Application Deadline: August 1, 2017 

Using a Trauma-Informed Approach for Evaluation

Children’s Mental Health Initiative (CMHI) National Evaluation Web Event Training Series will host Using a Trauma-Informed Approach for Evaluation on Thursday, August 3, at 1 p.m. ET. Presenters will discuss trauma issues in evaluation from the perspective of youth and families from whom data is collected. This webinar will also identify techniques for data collection that use a trauma-informed approach.

Youth Empowerment Part 2: Suicide Prevention and Social Media

Youth Empowerment Part 2: Suicide Prevention and Social Media

Wednesday, July 26, 2017

Times:

11 a.m. Alaska
12 p.m. Pacific
12 p.m. Arizona
1 p.m. Mountain
2 p.m. Central
3 p.m. Eastern

The SAMHSA Tribal TTA Center will join the Center for Native American Youth (CNAY) and members of their 2017 Champions for Change class for a series of three webinars focusing on youth empowerment in Indian Country.

In Part 2 we welcome Faith Holyan, a 16-year-old member of the Navajo Nation.

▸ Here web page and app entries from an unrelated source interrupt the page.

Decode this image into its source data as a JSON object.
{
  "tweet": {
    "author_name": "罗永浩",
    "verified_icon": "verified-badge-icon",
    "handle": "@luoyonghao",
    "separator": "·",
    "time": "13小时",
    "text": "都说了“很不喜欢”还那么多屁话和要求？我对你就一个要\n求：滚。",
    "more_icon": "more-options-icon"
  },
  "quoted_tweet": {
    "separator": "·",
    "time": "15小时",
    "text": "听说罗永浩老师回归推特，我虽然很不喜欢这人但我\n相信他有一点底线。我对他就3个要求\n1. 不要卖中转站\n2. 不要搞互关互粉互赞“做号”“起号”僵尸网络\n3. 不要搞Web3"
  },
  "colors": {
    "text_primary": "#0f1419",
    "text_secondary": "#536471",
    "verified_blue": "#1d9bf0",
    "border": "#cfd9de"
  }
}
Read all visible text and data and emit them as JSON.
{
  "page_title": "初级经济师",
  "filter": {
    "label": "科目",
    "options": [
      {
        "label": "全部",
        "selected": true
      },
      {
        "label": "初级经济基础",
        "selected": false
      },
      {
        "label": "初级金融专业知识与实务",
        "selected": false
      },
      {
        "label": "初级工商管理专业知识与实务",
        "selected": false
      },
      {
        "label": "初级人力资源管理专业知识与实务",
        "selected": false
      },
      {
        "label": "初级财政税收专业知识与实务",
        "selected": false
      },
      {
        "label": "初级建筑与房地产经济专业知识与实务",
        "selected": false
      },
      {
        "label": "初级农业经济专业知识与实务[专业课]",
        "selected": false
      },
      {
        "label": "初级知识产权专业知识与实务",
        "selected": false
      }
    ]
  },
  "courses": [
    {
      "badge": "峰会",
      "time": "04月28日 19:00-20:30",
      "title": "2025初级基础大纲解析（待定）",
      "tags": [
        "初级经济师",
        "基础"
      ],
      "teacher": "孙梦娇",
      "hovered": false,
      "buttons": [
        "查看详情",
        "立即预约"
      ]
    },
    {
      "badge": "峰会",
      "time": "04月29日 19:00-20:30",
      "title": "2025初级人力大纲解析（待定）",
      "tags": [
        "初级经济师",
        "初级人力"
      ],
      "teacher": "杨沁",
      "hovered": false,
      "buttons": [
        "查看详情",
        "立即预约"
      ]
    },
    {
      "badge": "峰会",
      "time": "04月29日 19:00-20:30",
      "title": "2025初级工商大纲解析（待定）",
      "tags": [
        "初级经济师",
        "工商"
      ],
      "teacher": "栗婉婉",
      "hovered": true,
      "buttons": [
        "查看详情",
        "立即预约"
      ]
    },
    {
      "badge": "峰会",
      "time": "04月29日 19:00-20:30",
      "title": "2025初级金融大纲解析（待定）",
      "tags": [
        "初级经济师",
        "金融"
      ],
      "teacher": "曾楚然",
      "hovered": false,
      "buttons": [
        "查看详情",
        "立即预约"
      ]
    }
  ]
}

After losing a close friend to suicide, Faith started #codepurple—a social media-based suicide prevention campaign—to connect peers going through difficult times with friends and loved ones. As a former World Champion in the Indian National Finals Rodeo circuit, Faith uses her title and recognition to advocate for youth suicide prevention and mental health awareness. She also hosts local community events for her peers that serve as safe spaces for discussing mental health-related issues.

Register for the webinar. You will receive a confirmation email. On the day of the webinar, use the link provided in your registration confirmation email. Please join 15 minutes prior to the webinar.